French President Nicolas Sarkozy and German Chancellor Angela Merkel have hashed out an agreement for a second bailout for debt-ridden Greece. They now have to convince their Eurozone partners to sign onto the agreement. An initial draft from the Eurozone summit in Brussels was vague and opaque, making no mention of numbers. But earlier reports hinted that the second bailout package would match in size the first one, which was in the range of approximately $150 billion in U.S. currency.

Already, stock markets are rising on news of this second Greek bailout package, and the wonderful clique of European politicians who boast that they finally, for certain this time, have the answer that will prevent the contagion from the Greek debt crisis from spreading.

With ambiguity surrounding the final version 2 of the Greek bailout package, there has been speculation as to whether or not private banks holding Greek sovereign debt will be asked to take a haircut. The massive exposure that German and French banks have regarding Greek debt suggests that anything involving  a loss by private investors will risk an implosion of the European banking system. However, as public taxpayers in Europe take on an ever increasing load of debt to, in effect, bailout the private banks holding Greek, Irish and Portuguese debt, that in itself risks a further spread of what is now a virulent European debt crisis.


Sovereign Debt Crisis Is Now Global

July 15th, 2011 Comments off

Any doubt that the Eurozone debt crisis is no longer contained, but has now metastasized into a full-blown global calamity, is rapidly being erased by fast-moving events.   With the second bailout of insolvent Greece in the works, followed by a ratings downgrade to junk by Standard & Poor’s, Moody’s has now weighed in with a double whammy. Ireland’s sovereign debt has been downgraded to junk status, with a clear signal that the marketplace expects the Irish Republic to require a second bailout package, as was the case with Greece.  Moody’s has now followed up on its action regarding Ireland with a warning that for the first time in its history, the AAA rating on U.S. government debt is under review for a possible downgrade. This inauspicious development is in connection with the political dysfunctionality that has afflicted Washington policymakers in both the executive and legislative branches over extending the national debt limit.

With ratings collapsing and bond spreads widening throughout the developed world, it now appears that another member of the infamous PIIGS nations (Portugal, Ireland, Italy, Greece and Spain) is descending into fiscal anarchy. Italy is on the verge of requiring a  bailout of its own, one which would exceed what has already been allocated to Greece, Ireland and Portugal. In desperation, the Italian senate has voted in favor of austerity measures. Based on the failure of the austerity measures in Greece to prevent a second bailout being required, the desperate action by Italian decision makers is unlikely to work, and has the look of panic rather than thoughtfulness.

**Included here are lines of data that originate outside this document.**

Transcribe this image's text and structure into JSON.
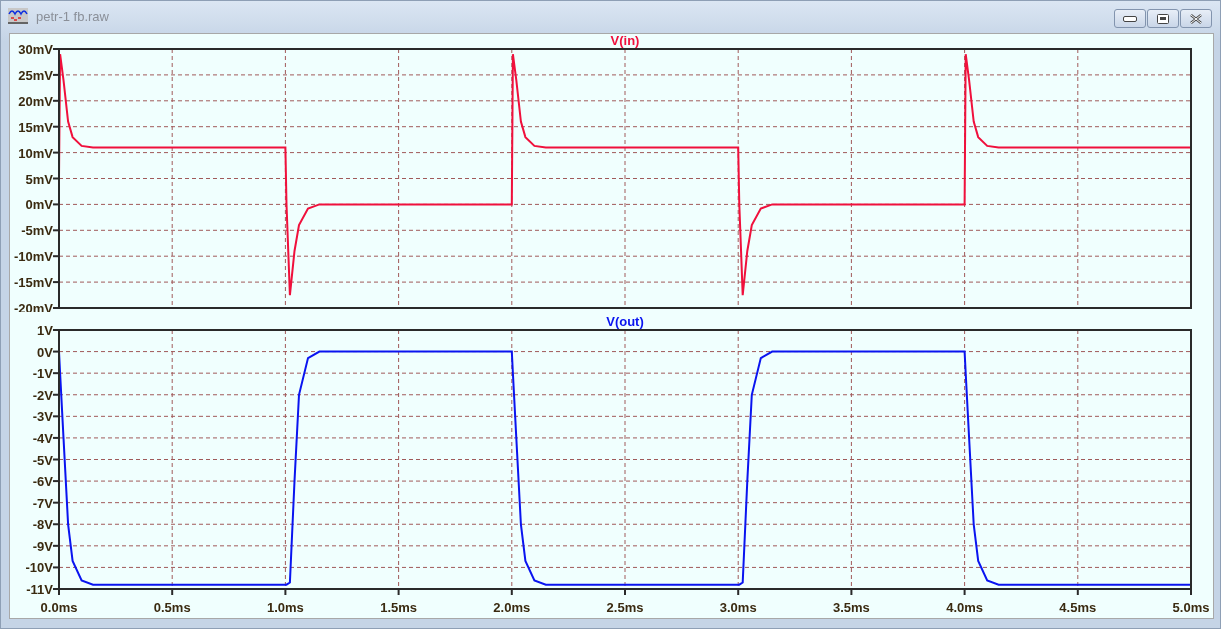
{
  "window": {
    "title": "petr-1 fb.raw",
    "buttons": [
      {
        "kind": "minimize"
      },
      {
        "kind": "maximize"
      },
      {
        "kind": "close"
      }
    ]
  },
  "panes": [
    {
      "chart_data": {
        "type": "line",
        "grid": true,
        "xlim": [
          0,
          5
        ],
        "ylim": [
          -20,
          30
        ],
        "x": [
          0,
          0.005,
          0.02,
          0.04,
          0.06,
          0.1,
          0.15,
          1,
          1.005,
          1.02,
          1.04,
          1.06,
          1.1,
          1.15,
          2,
          2.005,
          2.02,
          2.04,
          2.06,
          2.1,
          2.15,
          3,
          3.005,
          3.02,
          3.04,
          3.06,
          3.1,
          3.15,
          4,
          4.005,
          4.02,
          4.04,
          4.06,
          4.1,
          4.15,
          5
        ],
        "series": [
          {
            "name": "V(in)",
            "color": "#f0103c",
            "values": [
              5,
              29,
              24,
              16,
              13,
              11.3,
              11,
              11,
              0,
              -17.5,
              -9,
              -4,
              -0.8,
              0,
              0,
              29,
              24,
              16,
              13,
              11.3,
              11,
              11,
              0,
              -17.5,
              -9,
              -4,
              -0.8,
              0,
              0,
              29,
              24,
              16,
              13,
              11.3,
              11,
              11
            ]
          }
        ],
        "yticks": [
          {
            "value": 30,
            "label": "30mV"
          },
          {
            "value": 25,
            "label": "25mV"
          },
          {
            "value": 20,
            "label": "20mV"
          },
          {
            "value": 15,
            "label": "15mV"
          },
          {
            "value": 10,
            "label": "10mV"
          },
          {
            "value": 5,
            "label": "5mV"
          },
          {
            "value": 0,
            "label": "0mV"
          },
          {
            "value": -5,
            "label": "-5mV"
          },
          {
            "value": -10,
            "label": "-10mV"
          },
          {
            "value": -15,
            "label": "-15mV"
          },
          {
            "value": -20,
            "label": "-20mV"
          }
        ]
      }
    },
    {
      "chart_data": {
        "type": "line",
        "grid": true,
        "xlim": [
          0,
          5
        ],
        "ylim": [
          -11,
          1
        ],
        "x": [
          0,
          0.005,
          0.02,
          0.04,
          0.06,
          0.1,
          0.15,
          1,
          1.005,
          1.02,
          1.04,
          1.06,
          1.1,
          1.15,
          2,
          2.005,
          2.02,
          2.04,
          2.06,
          2.1,
          2.15,
          3,
          3.005,
          3.02,
          3.04,
          3.06,
          3.1,
          3.15,
          4,
          4.005,
          4.02,
          4.04,
          4.06,
          4.1,
          4.15,
          5
        ],
        "series": [
          {
            "name": "V(out)",
            "color": "#0a14f0",
            "values": [
              0,
              -1,
              -4,
              -8,
              -9.7,
              -10.6,
              -10.8,
              -10.8,
              -10.8,
              -10.7,
              -6,
              -2,
              -0.3,
              0,
              0,
              -1,
              -4,
              -8,
              -9.7,
              -10.6,
              -10.8,
              -10.8,
              -10.8,
              -10.7,
              -6,
              -2,
              -0.3,
              0,
              0,
              -1,
              -4,
              -8,
              -9.7,
              -10.6,
              -10.8,
              -10.8
            ]
          }
        ],
        "xticks": [
          {
            "value": 0,
            "label": "0.0ms"
          },
          {
            "value": 0.5,
            "label": "0.5ms"
          },
          {
            "value": 1,
            "label": "1.0ms"
          },
          {
            "value": 1.5,
            "label": "1.5ms"
          },
          {
            "value": 2,
            "label": "2.0ms"
          },
          {
            "value": 2.5,
            "label": "2.5ms"
          },
          {
            "value": 3,
            "label": "3.0ms"
          },
          {
            "value": 3.5,
            "label": "3.5ms"
          },
          {
            "value": 4,
            "label": "4.0ms"
          },
          {
            "value": 4.5,
            "label": "4.5ms"
          },
          {
            "value": 5,
            "label": "5.0ms"
          }
        ],
        "yticks": [
          {
            "value": 1,
            "label": "1V"
          },
          {
            "value": 0,
            "label": "0V"
          },
          {
            "value": -1,
            "label": "-1V"
          },
          {
            "value": -2,
            "label": "-2V"
          },
          {
            "value": -3,
            "label": "-3V"
          },
          {
            "value": -4,
            "label": "-4V"
          },
          {
            "value": -5,
            "label": "-5V"
          },
          {
            "value": -6,
            "label": "-6V"
          },
          {
            "value": -7,
            "label": "-7V"
          },
          {
            "value": -8,
            "label": "-8V"
          },
          {
            "value": -9,
            "label": "-9V"
          },
          {
            "value": -10,
            "label": "-10V"
          },
          {
            "value": -11,
            "label": "-11V"
          }
        ]
      }
    }
  ]
}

Like a tsunami wave that can travel thousands of miles from the epicenter of a major seismic event,  the cascading sovereign debt crisis, which had its origins in policy responses to the global financial implosion of 2008 and Greek debt crisis of 2010, is now ravaging public finances on both sides of the Atlantic. A point may soon be reached where private investors, Eurozone taxpayers and the IMF can no longer cobble together ever-larger “rescue packages,” all of which, with perverse logic, require even larger levels of public debt to construct. A dark truth may soon permeate this ballooning crisis; the policymakers have no real solutions, and have just about run out of gimmicks and short-term fixes. The global economic crisis that began with the financial collapse of 2008, far from being resolved or a clear path to recovery being underway, is entering a more dangerous phase, in which sovereign debt reaches the level of unsustainability. The result could very well be paralyzing insolvency among the advanced economies, which could destroy the economic future of an entire generation.